‘A people without the knowledge of their past history, origin and culture is like a tree without roots’ Marcus Garvey
At St. Bernadette’s, our History curriculum is designed to provide pupils with opportunities to ask questions, think critically, weigh evidence, sift arguments and develop perspective and judgement, to understand the complexity of people’s lives, the process of change, the diversity of societies and relationships between different groups, as well as their own identity and the challenges of their time. Through history, we aim to foster the children’s interest and understanding about the life of people who lived in the past. We aim for the children to develop a sense of identity - our history curriculum represents the ever-increasing diverse nature of our school and celebrates the historical heritage of our children and families.
As with all our subjects, our subject design interrelates different strands of knowledge:
Substantive knowledge represents the historical content that is taught in each year group. In planning, this knowledge is the content we want pupils to know and remember including topic specific vocabulary.

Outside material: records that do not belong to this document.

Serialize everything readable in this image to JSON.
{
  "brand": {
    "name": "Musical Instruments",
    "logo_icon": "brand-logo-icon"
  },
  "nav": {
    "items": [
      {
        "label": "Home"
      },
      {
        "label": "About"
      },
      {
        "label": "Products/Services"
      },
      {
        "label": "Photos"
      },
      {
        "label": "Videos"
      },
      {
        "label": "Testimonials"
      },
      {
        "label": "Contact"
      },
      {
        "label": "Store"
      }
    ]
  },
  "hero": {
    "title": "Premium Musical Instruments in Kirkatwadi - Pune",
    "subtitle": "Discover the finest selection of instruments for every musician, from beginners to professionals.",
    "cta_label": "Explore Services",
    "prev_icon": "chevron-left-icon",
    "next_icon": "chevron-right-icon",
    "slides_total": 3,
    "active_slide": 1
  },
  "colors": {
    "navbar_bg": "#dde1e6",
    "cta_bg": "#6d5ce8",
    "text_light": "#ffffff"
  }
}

In selecting the specific content, we ensure that the historical heritage of our children is studied. Themes are explored in each year group through different historical periods. By highlighting these themes, we are able to ensure that connections are made so that children can easily activate prior knowledge and begin to develop familiarity and confidence, which then supports their future learning within the subject. In history, our themes include:
- Geographical significance
- Trade and Commerce
- Hierarchy & Power
The methods or conceptual frameworks used by historians are represented in our curriculum by the following areas:
- Significance: Understanding the importance assigned to aspects of the past (and exploring aspects worthy of study)
- Evidence: Information gathered from historical sources
- Similarity and difference: Understanding the extent of similarity and difference between different sorts of people – and between people within the same group
- Continuity and change: Understanding that some things change and some things stay the same
- Cause and consequence: Understanding a chain of events and developments
- Interpretations: Understanding how and why interpretations of the past can differ
Disciplinary knowledge represents the skills of a historian. This knowledge is drawn from the National Curriculum Programmes of Study and is organised into categories of knowledge and mapped in a vertically integrated progression which ensures opportunities for pupils to build, revisit and deepen their knowledge and understanding.
Assessment in History is more than just knowing facts and dates. We assess the pupil’s ability to apply their knowledge through our clearly defined outcomes at the end of each unit of learning. This provides information on the children’s ability to use and apply new knowledge in a subject specific context.